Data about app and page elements
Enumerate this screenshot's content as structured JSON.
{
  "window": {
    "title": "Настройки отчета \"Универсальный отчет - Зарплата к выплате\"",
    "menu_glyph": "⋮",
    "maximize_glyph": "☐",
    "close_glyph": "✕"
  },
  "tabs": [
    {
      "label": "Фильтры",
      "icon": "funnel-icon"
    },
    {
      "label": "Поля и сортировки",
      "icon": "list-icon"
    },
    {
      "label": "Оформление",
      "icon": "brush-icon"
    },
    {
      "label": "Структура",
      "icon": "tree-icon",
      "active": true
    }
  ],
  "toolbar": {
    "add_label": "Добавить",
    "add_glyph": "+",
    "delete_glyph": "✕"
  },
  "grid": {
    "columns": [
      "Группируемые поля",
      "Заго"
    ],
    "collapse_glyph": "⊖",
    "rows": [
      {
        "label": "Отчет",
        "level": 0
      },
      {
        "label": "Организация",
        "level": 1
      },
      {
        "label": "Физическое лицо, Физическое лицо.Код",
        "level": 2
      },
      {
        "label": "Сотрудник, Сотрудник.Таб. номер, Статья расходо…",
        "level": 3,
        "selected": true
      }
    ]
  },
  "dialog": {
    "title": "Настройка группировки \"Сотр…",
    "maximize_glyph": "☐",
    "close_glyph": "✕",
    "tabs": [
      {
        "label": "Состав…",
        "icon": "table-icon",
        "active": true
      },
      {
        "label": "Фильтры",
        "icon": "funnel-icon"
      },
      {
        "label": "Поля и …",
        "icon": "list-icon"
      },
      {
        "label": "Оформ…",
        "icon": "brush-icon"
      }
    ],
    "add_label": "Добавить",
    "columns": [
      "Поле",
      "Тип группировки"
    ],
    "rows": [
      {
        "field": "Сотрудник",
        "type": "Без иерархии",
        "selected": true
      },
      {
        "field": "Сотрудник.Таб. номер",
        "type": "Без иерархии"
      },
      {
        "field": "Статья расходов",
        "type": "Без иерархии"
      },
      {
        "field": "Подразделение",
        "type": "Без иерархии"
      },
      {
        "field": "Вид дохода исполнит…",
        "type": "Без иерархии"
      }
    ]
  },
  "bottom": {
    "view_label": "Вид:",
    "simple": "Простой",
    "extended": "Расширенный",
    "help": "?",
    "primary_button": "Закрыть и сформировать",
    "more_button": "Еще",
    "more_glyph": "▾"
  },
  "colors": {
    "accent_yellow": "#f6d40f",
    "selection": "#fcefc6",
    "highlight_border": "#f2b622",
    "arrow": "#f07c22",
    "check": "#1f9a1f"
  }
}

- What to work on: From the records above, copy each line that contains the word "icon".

- Written response:
      "icon": "funnel-icon"
      "icon": "list-icon"
      "icon": "brush-icon"
      "icon": "tree-icon",
        "icon": "table-icon",
        "icon": "funnel-icon"
        "icon": "list-icon"
        "icon": "brush-icon"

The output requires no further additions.